Dan Holler

Ironically, the absurdity of the entire “green jobs” investment scheme was pointed out in an email to Larry Summers, who was the director of the National Economic Council. The snippet is a bit long, but instructive:

The allocation of spending to clean energy is haphazard; the government is just not well equipped to decide which companies should get the money and how much. That is, after all, what my industry does, and there are lots of mechanisms in place to see that it is done right. One of our solar companies with revenues of less than $100 million (and not yet profitable) received a government loan of $580 million; while that is good for us, I can't imagine it's a good way for the governement (SIC) to use taxpayer money (I'd prefer my opinion about that specific company be between us). Every administration seems to feel like it knows better than the private markets how to allocate capital, and I've just never seen that be true.
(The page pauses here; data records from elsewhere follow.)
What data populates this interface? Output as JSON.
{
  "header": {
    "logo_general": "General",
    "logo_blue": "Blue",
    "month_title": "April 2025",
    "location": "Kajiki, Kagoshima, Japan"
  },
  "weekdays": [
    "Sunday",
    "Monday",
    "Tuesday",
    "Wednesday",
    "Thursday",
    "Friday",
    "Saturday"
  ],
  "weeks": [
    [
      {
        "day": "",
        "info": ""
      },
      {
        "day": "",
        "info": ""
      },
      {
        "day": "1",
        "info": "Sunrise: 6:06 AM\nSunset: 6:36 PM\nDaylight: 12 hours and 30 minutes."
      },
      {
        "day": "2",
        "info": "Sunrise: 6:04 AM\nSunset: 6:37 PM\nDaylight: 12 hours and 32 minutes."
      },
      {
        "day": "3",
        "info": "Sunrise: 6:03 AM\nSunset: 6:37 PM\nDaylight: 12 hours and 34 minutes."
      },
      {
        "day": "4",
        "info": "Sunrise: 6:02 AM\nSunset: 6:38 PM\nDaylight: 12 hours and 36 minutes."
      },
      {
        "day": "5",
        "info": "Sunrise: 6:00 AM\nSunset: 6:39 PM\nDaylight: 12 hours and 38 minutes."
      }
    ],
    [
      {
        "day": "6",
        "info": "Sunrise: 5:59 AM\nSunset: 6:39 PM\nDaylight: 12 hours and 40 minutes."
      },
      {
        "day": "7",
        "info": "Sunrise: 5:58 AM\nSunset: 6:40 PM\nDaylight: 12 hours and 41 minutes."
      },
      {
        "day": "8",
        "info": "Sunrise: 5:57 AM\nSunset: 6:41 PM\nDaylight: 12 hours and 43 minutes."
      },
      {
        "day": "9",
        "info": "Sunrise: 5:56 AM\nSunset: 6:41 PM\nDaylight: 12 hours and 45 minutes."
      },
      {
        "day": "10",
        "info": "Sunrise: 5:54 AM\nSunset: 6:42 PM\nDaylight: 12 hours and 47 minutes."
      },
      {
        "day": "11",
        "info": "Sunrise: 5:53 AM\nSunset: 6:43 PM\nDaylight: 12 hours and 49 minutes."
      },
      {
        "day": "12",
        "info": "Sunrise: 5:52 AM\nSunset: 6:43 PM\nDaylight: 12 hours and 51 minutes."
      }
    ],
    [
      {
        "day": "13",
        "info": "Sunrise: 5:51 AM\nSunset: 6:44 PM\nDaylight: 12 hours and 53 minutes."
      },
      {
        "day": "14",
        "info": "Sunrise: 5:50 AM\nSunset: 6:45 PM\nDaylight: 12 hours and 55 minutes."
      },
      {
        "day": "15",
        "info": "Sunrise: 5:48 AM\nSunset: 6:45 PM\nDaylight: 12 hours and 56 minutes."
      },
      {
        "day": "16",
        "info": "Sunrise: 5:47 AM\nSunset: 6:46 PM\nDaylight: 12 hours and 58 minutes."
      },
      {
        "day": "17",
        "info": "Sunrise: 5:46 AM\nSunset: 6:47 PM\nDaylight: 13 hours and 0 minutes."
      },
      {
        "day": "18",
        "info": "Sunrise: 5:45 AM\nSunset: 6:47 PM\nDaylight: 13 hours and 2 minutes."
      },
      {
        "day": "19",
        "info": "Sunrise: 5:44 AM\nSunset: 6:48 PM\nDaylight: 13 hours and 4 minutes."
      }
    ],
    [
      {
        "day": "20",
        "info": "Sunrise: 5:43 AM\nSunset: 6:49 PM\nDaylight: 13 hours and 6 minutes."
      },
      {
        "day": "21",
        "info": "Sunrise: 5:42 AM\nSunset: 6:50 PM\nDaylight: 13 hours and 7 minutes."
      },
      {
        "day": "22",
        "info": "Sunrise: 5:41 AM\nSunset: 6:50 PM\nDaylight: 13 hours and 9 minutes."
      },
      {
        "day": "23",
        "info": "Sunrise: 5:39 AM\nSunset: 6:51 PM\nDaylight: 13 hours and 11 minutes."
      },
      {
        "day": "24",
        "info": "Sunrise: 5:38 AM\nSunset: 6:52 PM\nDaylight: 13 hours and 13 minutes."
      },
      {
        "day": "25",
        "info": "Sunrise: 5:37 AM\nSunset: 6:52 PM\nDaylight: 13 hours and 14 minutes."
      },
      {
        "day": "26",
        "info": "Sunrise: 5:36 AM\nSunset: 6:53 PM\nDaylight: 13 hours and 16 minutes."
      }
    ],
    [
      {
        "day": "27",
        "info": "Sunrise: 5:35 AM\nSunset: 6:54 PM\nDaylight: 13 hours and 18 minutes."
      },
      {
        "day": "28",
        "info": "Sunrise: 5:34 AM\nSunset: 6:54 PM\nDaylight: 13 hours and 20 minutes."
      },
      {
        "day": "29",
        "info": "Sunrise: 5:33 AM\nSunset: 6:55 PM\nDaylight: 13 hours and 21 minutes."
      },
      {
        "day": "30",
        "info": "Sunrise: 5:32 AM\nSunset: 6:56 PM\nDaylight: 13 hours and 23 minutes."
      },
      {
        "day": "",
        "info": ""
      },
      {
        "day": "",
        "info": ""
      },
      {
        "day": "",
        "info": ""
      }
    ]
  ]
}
That email was from Brad Jones, the founding partner of Redpoint Ventures, and the company he referenced was Solyndra. Amusingly, in subsequent emails, Mr. Summers appeared to agree with him, emailing, “I relate well to your view that gov is a crappy vc [venture capitalist] and if u were closer to it you'd feel more strongly."

Another blacked out email warned that the Energy Department’s “‘system’ for monitoring loans is quite problematic…and does not seem to be a program priority.” So, not only were bureaucrats and political appointees acting like investors with our money, they knew they were doing a “crappy” job of it all.

Americans understand that Solyndra is just the most tangible symptom of a much deeper problem. The Washington Establishment’s faith in the power and expertise of government knows no limits. When given nearly unchecked power and money, bureaucrats and political appointees will use taxpayer money however they please, even if they recognize they do it poorly.

Right now, it is Solyndra. But until we get our government out of the daily ins-and-outs of the private sector, we can expect similar boondoggles.


Dan Holler

Dan Holler is the Communications Director for Heritage Action for America. Previously, he held numerous positions at The Heritage Foundation, most recently he was the Senate Relations Deputy. A Maryland native, he is a graduate of Washington College.